(Page and application data records)

---

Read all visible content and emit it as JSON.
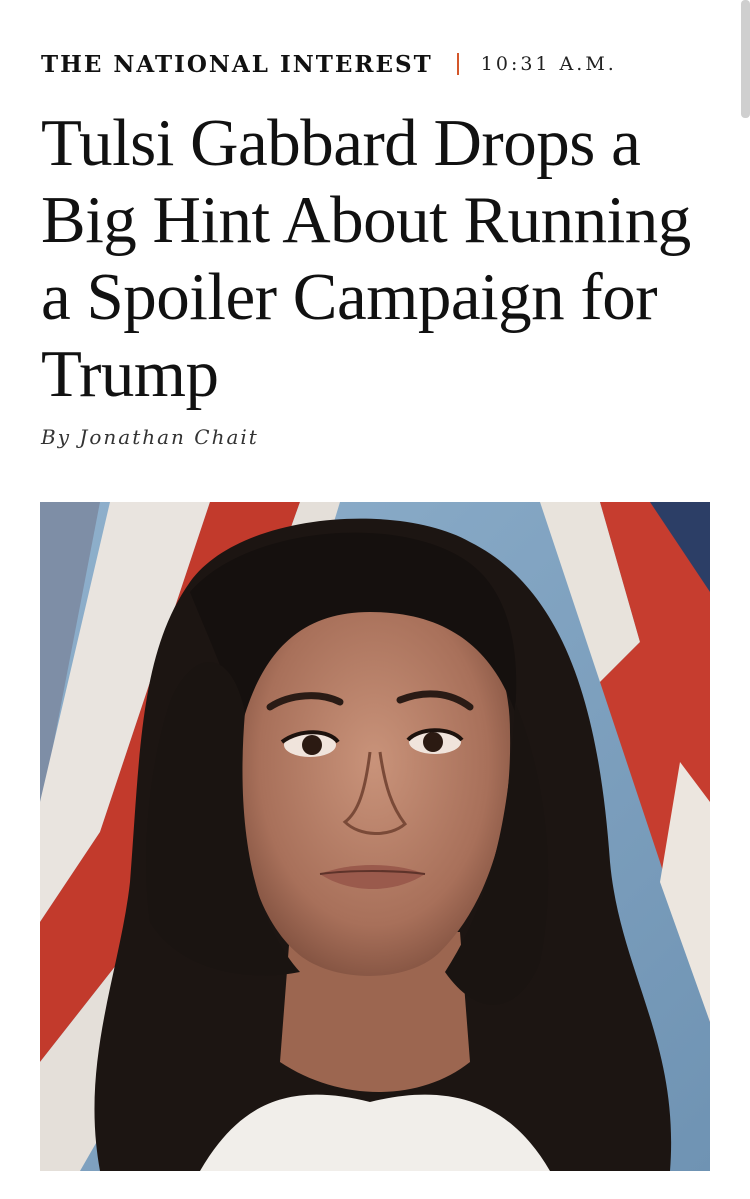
{
  "article": {
    "section": "THE NATIONAL INTEREST",
    "time": "10:31 A.M.",
    "headline": "Tulsi Gabbard Drops a Big Hint About Running a Spoiler Campaign for Trump",
    "byline": "By Jonathan Chait"
  },
  "colors": {
    "divider_accent": "#d4572a",
    "text": "#111111",
    "background": "#ffffff"
  }
}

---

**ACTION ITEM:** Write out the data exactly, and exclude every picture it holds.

**EXPECTED ANSWER:**
Read all visible content and emit it as JSON.
{
  "article": {
    "section": "THE NATIONAL INTEREST",
    "time": "10:31 A.M.",
    "headline": "Tulsi Gabbard Drops a Big Hint About Running a Spoiler Campaign for Trump",
    "byline": "By Jonathan Chait"
  },
  "colors": {
    "divider_accent": "#d4572a",
    "text": "#111111",
    "background": "#ffffff"
  }
}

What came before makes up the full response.